How do you follow up an album that opens with a song called Black Sin (Spit on the Cross) as Black Breath did on 2010’s Heavy Breathing?
Apparently you have your- self a Feast of the Damned and just eat the whole damn crucifix.
Ironically for an album titled Sentenced to Life – a play on the phrase sentenced to death, suggesting that liv- ing is worse than dying this album is particularly life-affirming, as Black Breath is playing better than ever before.
Although Southern Lord Records previously released almost exclusively slow metal, such as doom or drone metal, this album furthers the label’s descent into blast beats and proves that faster is (usually) better.
Even the slow songs on Sentenced to Life feel a little lifeless; the opening riff of The Flame seems more than a little influenced by its counterpart passage in Megadeth’s seminal hit, Symphony of Destruction, and it doesn’t get much hot- ter throughout. And though the next song, Obey, takes the black metal path to slower tempos, to greater success, it still does- n’t measure up to the album’s faster moments.
The first three songs speed by with nary a moment’s relent or chance to stop head- banging. By the time Home of the Grave comes around, the chance to bob, instead of bang, your head is a welcome relief.But the respite is brief, as Sentenced to Life is an album that’s as strenuous on the neck as it is on the ears – and that’s meant as a compliment.

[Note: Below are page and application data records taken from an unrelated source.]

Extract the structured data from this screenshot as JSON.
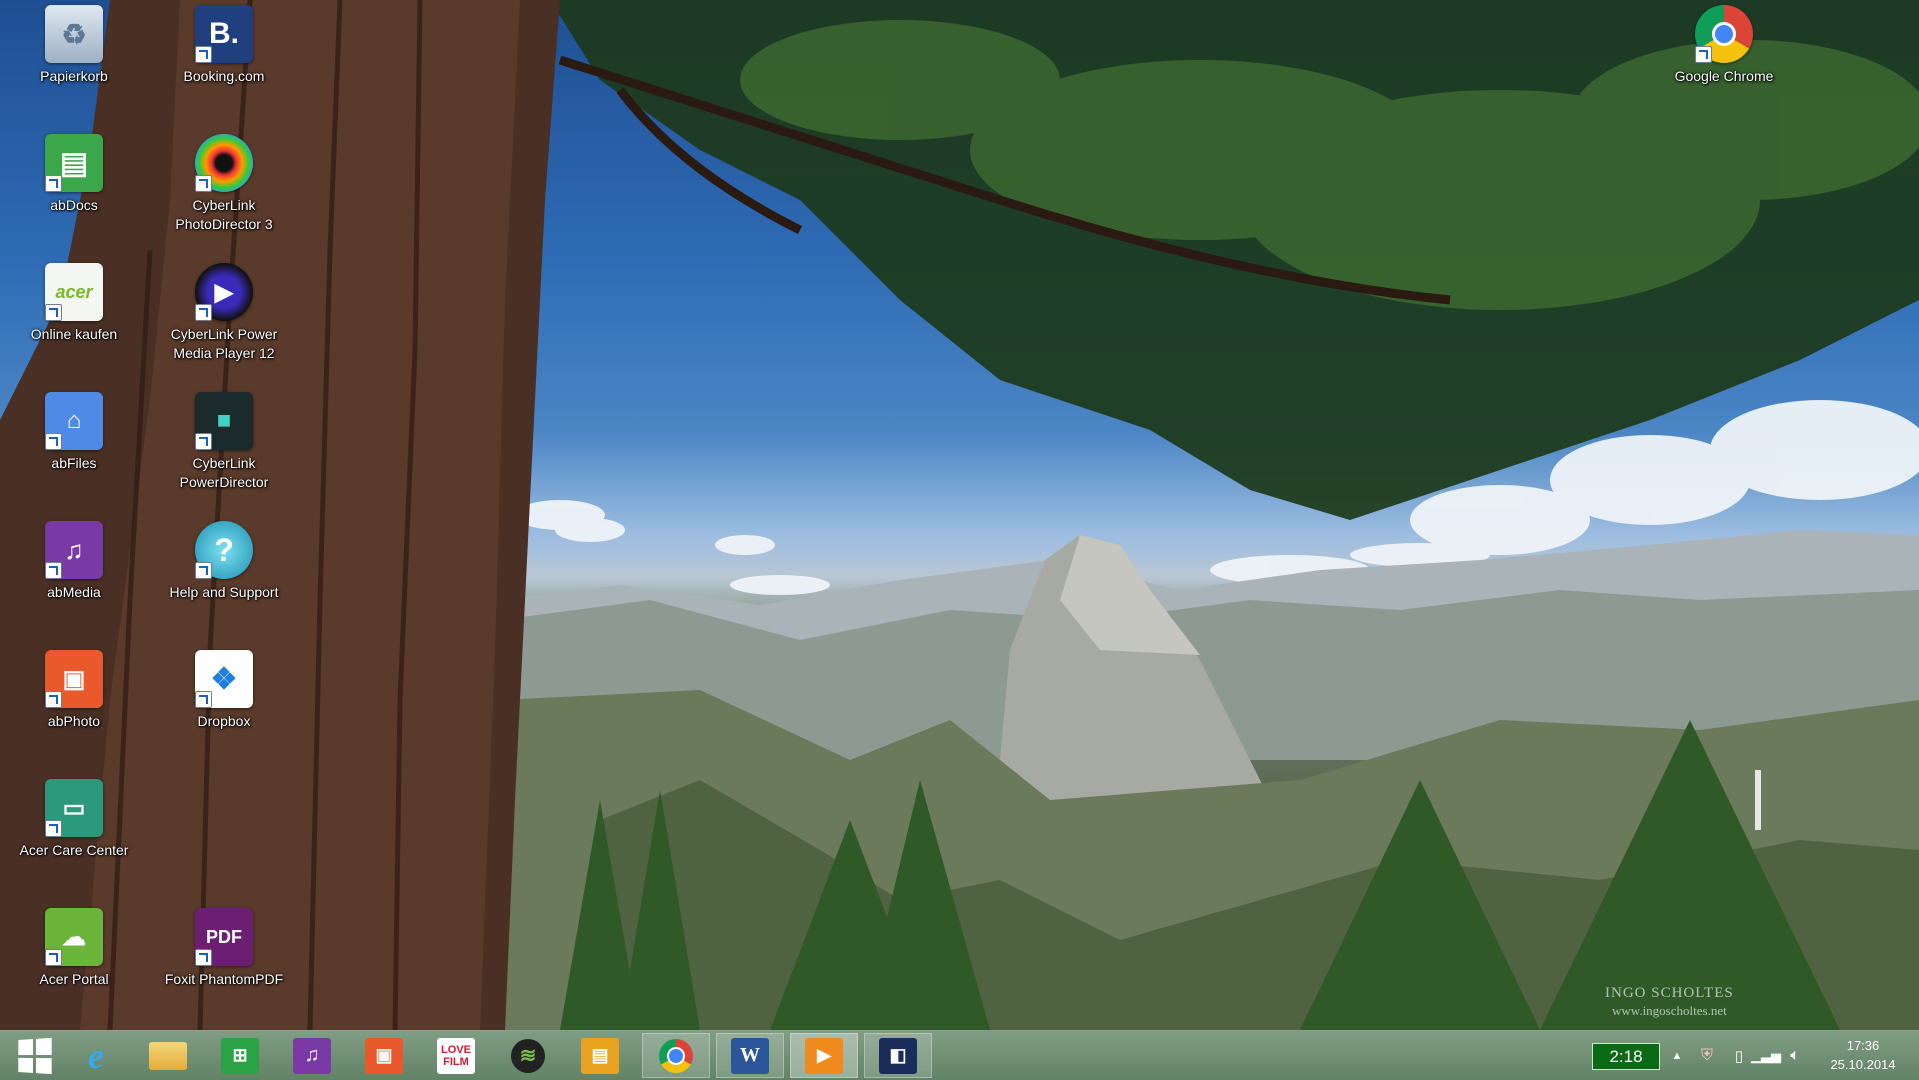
{
  "desktop": {
    "icons": [
      {
        "label": "Papierkorb",
        "icon": "recycle-bin-icon"
      },
      {
        "label": "Booking.com",
        "icon": "booking-icon"
      },
      {
        "label": "Google Chrome",
        "icon": "chrome-icon"
      },
      {
        "label": "abDocs",
        "icon": "abdocs-icon"
      },
      {
        "label": "CyberLink PhotoDirector 3",
        "icon": "photodirector-icon"
      },
      {
        "label": "Online kaufen",
        "icon": "acer-store-icon"
      },
      {
        "label": "CyberLink Power Media Player 12",
        "icon": "power-media-player-icon"
      },
      {
        "label": "abFiles",
        "icon": "abfiles-icon"
      },
      {
        "label": "CyberLink PowerDirector",
        "icon": "powerdirector-icon"
      },
      {
        "label": "abMedia",
        "icon": "abmedia-icon"
      },
      {
        "label": "Help and Support",
        "icon": "help-support-icon"
      },
      {
        "label": "abPhoto",
        "icon": "abphoto-icon"
      },
      {
        "label": "Dropbox",
        "icon": "dropbox-icon"
      },
      {
        "label": "Acer Care Center",
        "icon": "acer-care-center-icon"
      },
      {
        "label": "Acer Portal",
        "icon": "acer-portal-icon"
      },
      {
        "label": "Foxit PhantomPDF",
        "icon": "foxit-phantompdf-icon"
      }
    ],
    "watermark": {
      "name": "INGO SCHOLTES",
      "url": "www.ingoscholtes.net"
    }
  },
  "taskbar": {
    "pinned": [
      {
        "name": "start-button",
        "icon": "windows-logo-icon"
      },
      {
        "name": "internet-explorer",
        "icon": "internet-explorer-icon"
      },
      {
        "name": "file-explorer",
        "icon": "folder-icon"
      },
      {
        "name": "windows-store",
        "icon": "store-icon"
      },
      {
        "name": "abmedia",
        "icon": "abmedia-icon"
      },
      {
        "name": "abphoto",
        "icon": "abphoto-icon"
      },
      {
        "name": "lovefilm",
        "icon": "lovefilm-icon",
        "text": "LOVE FILM"
      },
      {
        "name": "spotify",
        "icon": "spotify-icon"
      },
      {
        "name": "abdocs",
        "icon": "abdocs-icon"
      },
      {
        "name": "google-chrome",
        "icon": "chrome-icon"
      },
      {
        "name": "microsoft-word",
        "icon": "word-icon",
        "text": "W"
      },
      {
        "name": "power-media-player",
        "icon": "media-player-icon"
      },
      {
        "name": "dolby",
        "icon": "dolby-icon"
      }
    ],
    "tray": {
      "battery_time": "2:18",
      "time": "17:36",
      "date": "25.10.2014"
    }
  },
  "colors": {
    "taskbar": "#5f8a64",
    "battery_indicator": "#0a6b14"
  }
}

If thrashy death-influenced blackened hardcore sounds like an unnecessarily long genre description, that’s because it is. But in this case, it’s also perfectly appli- cable, though you could just call it heavy.